Monday, January 25, 2010

Men: Sharp Suits

While the times may change, the appeal of a well-tailored suit never does. We've selected our favorite looks from the coffee-table tome Sharp Suits, which tracks the history of the garment over the past 100 years, and asked the author, fashion expert Eric Musgrave, to provide exclusive commentary on the stories behind the styles.



1. 1940s Suit
On either side of the Atlantic, under the wartime clothing restrictions, the turn-ups or cuffs would not have been allowed. Nor would the flaps on the pockets. Still, it's a superb example of how good a Donegal tweed can look.
Photograph courtesy of Corbis/Bettmann.

2. Dean Martin and Frank Sinatra
Dino and Frankie arrive at Heathrow London in 1961. Wherever they are heading, it looks like fun. . .
Photograph courtesy of Mirrorpix

3. Patrick MacNee
Oddly enough, it's very hard to find good color pictures from the sixties cult series The Avengers, but I can tell you that this suit was a mole-brown color. Sharp-eyed readers will have noticed the lack of a breast pocket on this suit jacket.
Photograph courtesy of Corbis/Bettmann

4. Sean Connery
Let's hear it for Anthony Sinclair, the London tailor who created the Bond look in the early days. Sinclair was the tailor of Terence Young, who directed the first, second, and fourth James Bond movies (Dr. No, From Russia With Love, and Thunderball). Young decided that Sean Connery needed a bit of help to look cool.
Photograph courtesy of Photofest
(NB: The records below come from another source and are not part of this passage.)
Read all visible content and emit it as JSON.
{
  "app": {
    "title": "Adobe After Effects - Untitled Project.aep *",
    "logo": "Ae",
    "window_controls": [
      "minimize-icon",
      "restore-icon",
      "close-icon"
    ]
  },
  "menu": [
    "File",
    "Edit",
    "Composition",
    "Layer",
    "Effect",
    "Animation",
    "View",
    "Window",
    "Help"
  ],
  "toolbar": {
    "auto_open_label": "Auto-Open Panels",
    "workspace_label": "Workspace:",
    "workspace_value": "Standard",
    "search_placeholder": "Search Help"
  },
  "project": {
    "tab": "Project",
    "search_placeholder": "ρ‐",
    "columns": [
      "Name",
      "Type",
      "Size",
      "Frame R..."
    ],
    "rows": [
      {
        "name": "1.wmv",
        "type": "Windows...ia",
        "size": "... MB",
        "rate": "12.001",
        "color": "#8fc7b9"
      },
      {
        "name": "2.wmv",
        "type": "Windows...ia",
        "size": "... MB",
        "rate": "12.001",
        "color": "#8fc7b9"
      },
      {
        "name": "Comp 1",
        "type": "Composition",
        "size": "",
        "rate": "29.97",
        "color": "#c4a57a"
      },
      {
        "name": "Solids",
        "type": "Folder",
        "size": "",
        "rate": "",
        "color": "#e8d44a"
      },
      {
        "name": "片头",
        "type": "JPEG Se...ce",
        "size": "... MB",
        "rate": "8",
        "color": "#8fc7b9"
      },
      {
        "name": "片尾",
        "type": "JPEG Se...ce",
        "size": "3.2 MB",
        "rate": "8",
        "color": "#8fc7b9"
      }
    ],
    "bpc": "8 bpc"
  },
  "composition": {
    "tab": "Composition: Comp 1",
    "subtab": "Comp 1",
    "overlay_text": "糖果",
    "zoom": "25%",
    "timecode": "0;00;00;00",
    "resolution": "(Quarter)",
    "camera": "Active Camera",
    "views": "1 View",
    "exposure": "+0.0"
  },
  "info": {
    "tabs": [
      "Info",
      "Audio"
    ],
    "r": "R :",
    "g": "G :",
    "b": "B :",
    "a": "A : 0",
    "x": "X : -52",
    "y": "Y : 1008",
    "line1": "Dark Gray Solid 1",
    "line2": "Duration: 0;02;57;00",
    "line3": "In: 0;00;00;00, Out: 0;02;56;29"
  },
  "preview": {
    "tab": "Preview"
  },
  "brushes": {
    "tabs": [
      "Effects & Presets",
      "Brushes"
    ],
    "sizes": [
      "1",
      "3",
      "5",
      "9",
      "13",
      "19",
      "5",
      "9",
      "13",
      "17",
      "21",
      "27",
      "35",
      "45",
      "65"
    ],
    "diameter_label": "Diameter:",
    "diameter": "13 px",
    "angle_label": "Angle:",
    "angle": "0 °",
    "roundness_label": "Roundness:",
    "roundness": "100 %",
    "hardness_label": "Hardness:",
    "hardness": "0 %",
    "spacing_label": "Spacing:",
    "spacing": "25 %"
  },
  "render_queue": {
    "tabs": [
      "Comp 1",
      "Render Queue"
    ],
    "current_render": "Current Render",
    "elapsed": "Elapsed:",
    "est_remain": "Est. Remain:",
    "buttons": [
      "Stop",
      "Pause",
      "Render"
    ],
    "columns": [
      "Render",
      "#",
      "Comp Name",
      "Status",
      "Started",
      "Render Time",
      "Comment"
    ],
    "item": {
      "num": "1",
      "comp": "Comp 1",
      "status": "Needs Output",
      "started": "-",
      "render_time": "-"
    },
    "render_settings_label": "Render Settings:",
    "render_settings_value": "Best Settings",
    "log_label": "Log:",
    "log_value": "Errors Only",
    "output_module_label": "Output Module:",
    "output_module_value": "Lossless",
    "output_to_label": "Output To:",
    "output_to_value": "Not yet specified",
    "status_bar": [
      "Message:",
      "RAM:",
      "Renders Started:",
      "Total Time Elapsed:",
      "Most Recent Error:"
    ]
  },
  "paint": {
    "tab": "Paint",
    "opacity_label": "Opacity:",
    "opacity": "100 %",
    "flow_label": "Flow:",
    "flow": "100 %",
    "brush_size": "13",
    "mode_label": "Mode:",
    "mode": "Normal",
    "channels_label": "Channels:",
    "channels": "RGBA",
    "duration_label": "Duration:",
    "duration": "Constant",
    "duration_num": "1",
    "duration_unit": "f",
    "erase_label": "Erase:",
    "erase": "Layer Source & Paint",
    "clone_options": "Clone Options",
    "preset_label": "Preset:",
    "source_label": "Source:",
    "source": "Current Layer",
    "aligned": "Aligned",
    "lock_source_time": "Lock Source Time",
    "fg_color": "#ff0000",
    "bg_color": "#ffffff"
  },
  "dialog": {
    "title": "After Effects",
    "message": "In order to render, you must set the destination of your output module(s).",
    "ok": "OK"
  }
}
5. 1964 Hart Schaffner Marx Suit
A classic image from 1964, courtesy of Chicago-based Hart Schaffner Marx. It's a simple three-button affair, but who wouldn't want to look as good as this?
Photograph courtesy of Woolmark Archive and London College of Fashion

6. Aquascutum Suit
By 1964, considerable efforts were being made to promote menswear to, er, men. This fine photo for Aquascutum was shot in Cambridge, England.
Photograph courtesy of Aquascutum Archives

7. Three-piece Checked Suits
Hector Powe was one of the smaller British "multiple tailors"—retailers with a national chain of shops—but it still offered stylish 3-piece suits in 1964.
Photograph courtesy of Woolmark Archive and London College of Fashion

8. Don Figueroa
This Spanish aristocrat, Don Jaime de Mesia Figueroa, was photographed in about 1967 by Patrick, Lord Lichfield, a cousin of Her Majesty Queen Elizabeth II. It takes some style to carry off this eight-button double-breasted suit.
Photograph courtesy of Corbis/Patrick Lichfield/Condé Nast Archive

9. Two-button Suit
We have the American brand Cricketeer to thank for this fine image from 1970. Nice juxtaposition of formal suit and relaxed rollneck sweater. . . It's 40 years old yet looks totally now!
Photograph courtesy of Woolmark Archive and London College of Fashion

10. Bold Checked Suit
Frustratingly, we know very little of this French confection from 1970, but I like the way that the buttons on the guy's sweater are about the same size as the squares at the centre of the check. It's a Woolmark image, so we must presume this fabulous fabric is wool.
Photograph courtesy of Woolmark Archive and London College of Fashion

11. Chauvet Suit
A museum piece from 1970—a jacquard weave from a French entity called Chauvet (a fabric producer or a clothing manufacturer—does anyone know?). What a brilliant suit!
Photograph courtesy of Woolmark Archive and London College of Fashion

12. Carlo Palazzi Suits
Cooler, cooler, coolest! How long did it take to get the stripes on the right-hand suit to line up? These are suits from Italian designer Carlo Palazzi in 1975.

13. Paul Weller
Paul Weller has been a men's style icon for 30-plus years. Here's the angry young man in the Jam way back in 1978, in a black suit that is a classic.
Photograph courtesy of Corbis/Jeff Albertson

(Details magazine)

I LOVE......this piece! There is nothing that compares to a stylish man; you know, the man that appreciates his fashions just as much as we women. A "blast from the past" is always refreshing, as suits were De rigueur in years past. This book will actually make a great gift for any lover of fashion.

No comments:

Post a Comment